Practitioners treating infants with ROP (retinopathy of prematurity) report1 that UWF imaging delivers clinically useful, high-quality post-treatment images while overcoming some of the problematic aspects of traditional imaging technology.  The authors observed that a major advantage of ultra-widefield technology is that images can be obtained without placing the diagnostic instrument in direct contact with the infant’s eyes. This eliminates a potential source of post-operative infections. Non-contact UWF imaging — which is generally faster than traditional digital imaging — also reduced the need to anesthetize some infants so as to immobilize their eyes and/or limit head motion. Add to this UWF imaging’s wider coverage area, and the result is a safer, less-invasive and highly effective diagnostic technique.


Other complex diagnostic procedures are also being positively impacted by UWF imaging. In instances where infants must be examined using fundus fluorescein angiography, the required fluorescein is normally administered by IV, and the procedure is conducted in an operating theater or neonatal unit. A pioneering studyreported on a case in which oral fluorescein was used to obtain high-value UWF optomap fa images from an infant with incontinentia pigmenti.  The use of oral fluorescein allowed the entire procedure to be performed in an office setting, illustrating yet another way UWF imaging is enabling safer, less invasive diagnostic methods.


Other researchers are contributing to a growing body of pediatric UWF imaging practices. One retrospective study examining a group of older children (average age 9.3 years), evaluated the impact UWF fa in the diagnosis of such conditions as to uveitis, hereditary retinal dystrophies, retinal vascular diseases, infection and tumors2. Pathologies in the retinal periphery, which might otherwise have not been identified using traditional methods, were found in 75 percent of the cases.  Another case study looked at the impact of UWF fa in treating and managing a small group of pediatric patients with Coats’ disease and familial exudative vitreoretinopathy (FEVR). The authors concluded:

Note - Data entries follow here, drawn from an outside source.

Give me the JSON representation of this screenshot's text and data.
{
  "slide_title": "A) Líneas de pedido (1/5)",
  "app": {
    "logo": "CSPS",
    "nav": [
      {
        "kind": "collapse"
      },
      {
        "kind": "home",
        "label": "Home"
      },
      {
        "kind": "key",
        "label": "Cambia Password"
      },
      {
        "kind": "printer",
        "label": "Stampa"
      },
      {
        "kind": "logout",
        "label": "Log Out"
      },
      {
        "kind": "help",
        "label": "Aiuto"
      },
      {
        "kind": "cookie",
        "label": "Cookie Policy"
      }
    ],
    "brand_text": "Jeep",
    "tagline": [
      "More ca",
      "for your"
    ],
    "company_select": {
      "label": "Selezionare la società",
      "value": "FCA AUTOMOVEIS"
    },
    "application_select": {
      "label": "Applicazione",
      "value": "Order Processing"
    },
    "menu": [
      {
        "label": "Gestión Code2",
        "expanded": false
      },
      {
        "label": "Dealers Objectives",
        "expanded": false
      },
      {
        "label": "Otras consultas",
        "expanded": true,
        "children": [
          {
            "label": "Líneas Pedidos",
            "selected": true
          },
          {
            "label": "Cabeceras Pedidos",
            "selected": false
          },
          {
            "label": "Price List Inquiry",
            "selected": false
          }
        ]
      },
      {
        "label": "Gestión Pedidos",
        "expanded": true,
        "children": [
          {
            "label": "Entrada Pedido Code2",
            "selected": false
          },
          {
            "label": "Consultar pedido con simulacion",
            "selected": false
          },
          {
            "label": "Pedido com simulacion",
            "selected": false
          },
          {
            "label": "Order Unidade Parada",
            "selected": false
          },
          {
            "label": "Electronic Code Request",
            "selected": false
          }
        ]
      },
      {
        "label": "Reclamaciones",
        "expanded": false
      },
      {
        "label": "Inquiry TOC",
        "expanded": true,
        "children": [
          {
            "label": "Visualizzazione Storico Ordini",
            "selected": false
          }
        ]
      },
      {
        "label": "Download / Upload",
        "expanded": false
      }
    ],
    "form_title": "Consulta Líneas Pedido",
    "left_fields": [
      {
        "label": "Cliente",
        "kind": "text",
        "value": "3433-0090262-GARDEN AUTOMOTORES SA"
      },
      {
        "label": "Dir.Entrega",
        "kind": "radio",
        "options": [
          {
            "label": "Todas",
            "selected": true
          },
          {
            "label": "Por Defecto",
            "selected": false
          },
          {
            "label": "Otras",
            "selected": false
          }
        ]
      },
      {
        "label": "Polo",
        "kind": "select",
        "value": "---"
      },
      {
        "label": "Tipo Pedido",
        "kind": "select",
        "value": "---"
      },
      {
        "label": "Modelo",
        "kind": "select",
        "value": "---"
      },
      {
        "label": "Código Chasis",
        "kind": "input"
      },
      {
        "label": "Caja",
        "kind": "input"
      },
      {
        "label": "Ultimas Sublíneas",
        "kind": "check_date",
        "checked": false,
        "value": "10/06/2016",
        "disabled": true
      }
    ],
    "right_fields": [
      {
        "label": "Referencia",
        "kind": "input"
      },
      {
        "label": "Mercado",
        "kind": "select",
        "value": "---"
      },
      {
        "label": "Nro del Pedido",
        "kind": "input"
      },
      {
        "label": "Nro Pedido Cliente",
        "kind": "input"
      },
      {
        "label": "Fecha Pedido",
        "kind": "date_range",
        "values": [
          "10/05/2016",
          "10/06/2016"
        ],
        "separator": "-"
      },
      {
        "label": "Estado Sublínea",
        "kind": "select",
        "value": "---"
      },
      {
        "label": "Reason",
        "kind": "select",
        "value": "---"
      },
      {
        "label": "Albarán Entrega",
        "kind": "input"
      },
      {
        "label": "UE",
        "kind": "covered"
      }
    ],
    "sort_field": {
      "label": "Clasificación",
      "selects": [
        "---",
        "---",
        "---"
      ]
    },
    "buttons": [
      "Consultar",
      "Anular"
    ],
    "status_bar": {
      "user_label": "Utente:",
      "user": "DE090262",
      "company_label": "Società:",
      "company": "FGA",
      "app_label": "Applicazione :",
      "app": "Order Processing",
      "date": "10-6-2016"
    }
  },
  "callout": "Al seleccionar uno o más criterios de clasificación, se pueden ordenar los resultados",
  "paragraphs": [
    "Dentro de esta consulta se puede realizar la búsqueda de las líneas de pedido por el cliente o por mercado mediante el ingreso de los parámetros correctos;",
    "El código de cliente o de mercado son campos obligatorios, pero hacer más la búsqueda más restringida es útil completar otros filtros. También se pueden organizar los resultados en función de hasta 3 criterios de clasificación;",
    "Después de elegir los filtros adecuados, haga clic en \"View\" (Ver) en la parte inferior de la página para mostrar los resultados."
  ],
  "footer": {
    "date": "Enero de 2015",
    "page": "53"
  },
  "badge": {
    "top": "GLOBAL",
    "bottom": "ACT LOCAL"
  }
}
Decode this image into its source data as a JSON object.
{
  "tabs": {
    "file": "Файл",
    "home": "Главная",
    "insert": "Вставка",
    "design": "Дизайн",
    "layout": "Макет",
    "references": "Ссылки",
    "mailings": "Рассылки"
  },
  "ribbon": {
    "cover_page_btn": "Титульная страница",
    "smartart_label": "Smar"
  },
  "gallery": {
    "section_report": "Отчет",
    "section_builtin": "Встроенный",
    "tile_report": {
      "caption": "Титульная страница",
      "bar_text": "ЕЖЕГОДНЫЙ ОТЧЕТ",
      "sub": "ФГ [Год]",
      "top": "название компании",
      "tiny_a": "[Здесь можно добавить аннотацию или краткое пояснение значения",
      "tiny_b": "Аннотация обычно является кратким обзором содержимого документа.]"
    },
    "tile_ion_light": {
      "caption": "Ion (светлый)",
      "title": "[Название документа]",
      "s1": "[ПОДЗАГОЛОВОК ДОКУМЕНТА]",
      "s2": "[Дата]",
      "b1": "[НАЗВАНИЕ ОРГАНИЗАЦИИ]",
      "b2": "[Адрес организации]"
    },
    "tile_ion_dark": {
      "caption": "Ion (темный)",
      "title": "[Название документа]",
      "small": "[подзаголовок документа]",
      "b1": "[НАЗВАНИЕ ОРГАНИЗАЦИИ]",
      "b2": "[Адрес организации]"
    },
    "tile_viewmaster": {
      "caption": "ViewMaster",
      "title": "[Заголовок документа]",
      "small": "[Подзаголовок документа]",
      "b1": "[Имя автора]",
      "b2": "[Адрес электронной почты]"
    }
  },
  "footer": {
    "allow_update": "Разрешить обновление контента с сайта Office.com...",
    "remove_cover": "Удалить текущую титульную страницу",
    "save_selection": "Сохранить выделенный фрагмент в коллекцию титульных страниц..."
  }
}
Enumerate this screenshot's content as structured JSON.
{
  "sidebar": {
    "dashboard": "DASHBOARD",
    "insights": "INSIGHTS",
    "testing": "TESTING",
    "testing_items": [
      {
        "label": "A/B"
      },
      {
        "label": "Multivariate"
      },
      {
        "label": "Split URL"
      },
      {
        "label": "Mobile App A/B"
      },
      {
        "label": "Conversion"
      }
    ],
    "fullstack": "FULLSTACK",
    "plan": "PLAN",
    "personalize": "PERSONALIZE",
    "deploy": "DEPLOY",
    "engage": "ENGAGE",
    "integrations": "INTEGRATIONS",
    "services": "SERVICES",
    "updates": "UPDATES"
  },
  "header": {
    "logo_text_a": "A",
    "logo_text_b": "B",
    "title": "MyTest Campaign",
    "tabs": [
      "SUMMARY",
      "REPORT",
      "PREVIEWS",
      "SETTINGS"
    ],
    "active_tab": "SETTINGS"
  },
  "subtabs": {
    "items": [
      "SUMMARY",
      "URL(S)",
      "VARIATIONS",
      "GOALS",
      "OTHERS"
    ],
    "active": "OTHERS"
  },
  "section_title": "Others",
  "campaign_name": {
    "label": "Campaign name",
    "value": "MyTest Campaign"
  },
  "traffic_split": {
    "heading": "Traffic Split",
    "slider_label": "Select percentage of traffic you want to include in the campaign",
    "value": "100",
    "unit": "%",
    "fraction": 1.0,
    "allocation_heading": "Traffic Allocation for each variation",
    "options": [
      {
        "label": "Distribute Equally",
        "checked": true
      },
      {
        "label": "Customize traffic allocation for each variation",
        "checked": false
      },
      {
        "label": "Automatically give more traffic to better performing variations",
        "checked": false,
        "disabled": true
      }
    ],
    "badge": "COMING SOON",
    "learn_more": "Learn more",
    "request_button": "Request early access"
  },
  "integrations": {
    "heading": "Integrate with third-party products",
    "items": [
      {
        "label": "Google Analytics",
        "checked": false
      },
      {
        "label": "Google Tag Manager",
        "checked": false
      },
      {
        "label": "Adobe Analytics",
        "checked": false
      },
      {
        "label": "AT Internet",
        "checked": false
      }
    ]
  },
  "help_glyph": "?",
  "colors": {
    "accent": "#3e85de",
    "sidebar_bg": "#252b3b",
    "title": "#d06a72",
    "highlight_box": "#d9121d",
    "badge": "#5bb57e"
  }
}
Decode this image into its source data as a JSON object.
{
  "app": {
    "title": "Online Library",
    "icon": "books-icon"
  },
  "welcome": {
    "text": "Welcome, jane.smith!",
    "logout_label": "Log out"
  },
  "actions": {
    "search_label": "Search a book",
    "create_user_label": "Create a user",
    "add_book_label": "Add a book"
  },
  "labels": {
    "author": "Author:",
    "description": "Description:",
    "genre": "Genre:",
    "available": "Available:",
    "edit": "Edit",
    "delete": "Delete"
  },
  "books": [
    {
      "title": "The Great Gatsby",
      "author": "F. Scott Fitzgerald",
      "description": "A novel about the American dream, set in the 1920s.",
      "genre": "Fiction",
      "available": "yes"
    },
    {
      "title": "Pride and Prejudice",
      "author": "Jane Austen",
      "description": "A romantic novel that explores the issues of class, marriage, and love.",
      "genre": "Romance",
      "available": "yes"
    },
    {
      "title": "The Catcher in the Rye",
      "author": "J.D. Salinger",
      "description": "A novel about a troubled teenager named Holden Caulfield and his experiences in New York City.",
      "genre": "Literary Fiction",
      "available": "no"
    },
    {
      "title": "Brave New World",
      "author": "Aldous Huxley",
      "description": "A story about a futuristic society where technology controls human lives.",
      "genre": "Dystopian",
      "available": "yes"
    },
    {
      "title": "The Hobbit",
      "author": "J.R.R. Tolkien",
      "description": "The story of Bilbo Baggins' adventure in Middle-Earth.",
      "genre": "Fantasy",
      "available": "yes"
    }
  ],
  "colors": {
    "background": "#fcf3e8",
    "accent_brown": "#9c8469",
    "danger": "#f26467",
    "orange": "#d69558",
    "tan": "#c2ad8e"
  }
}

Ultra-widefield fundus photography and UWFA can be used successfully as an outpatient procedure in the pediatric patient population without the necessity of examination under anesthesia and can aid the physician in the documentation and evaluation of peripheral retinal pathology. UWFA can also assist in directing laser photocoagulation in the treatment of pediatric retinal diseases3.


Important diagnostic procedures for infants and children made safer, less invasive, and more comprehensive.


But beyond this, UWF imaging can have a profound impact on something as simple as a follow-up exam. Imagine how a typical, high-energy 6-year-old reacts to a traditional dilation and slit-lamp examination, and then watch as the youngster in this video saunters up to an Optos Daytona, and, in moments, is looking at his complete color optomap.


Pediatric ophthalmologic practice is uniquely challenging, and UWF imaging is addressing many of these challenges in ways that will lead to more accurate diagnoses and better patient outcomes. Visit the r contact us directly.



  1. Non-contact Ultra-widefield Imaging of Retinopathy of Prematurity Using the Optos Dual Wavelength Scanning Laser Ophthalmoscope. Eye. 2013.
  2. Pediatric retinal conditions imaged by ultra-wide field fluorescein. Ophthalmic surgery, Lasers and imaging Retina. 2013
  3. Ultra-widefieldimaging for the management of pediatric retinal diseases. Journal of Pediatric Ophthalmology and Strabismus. 2013.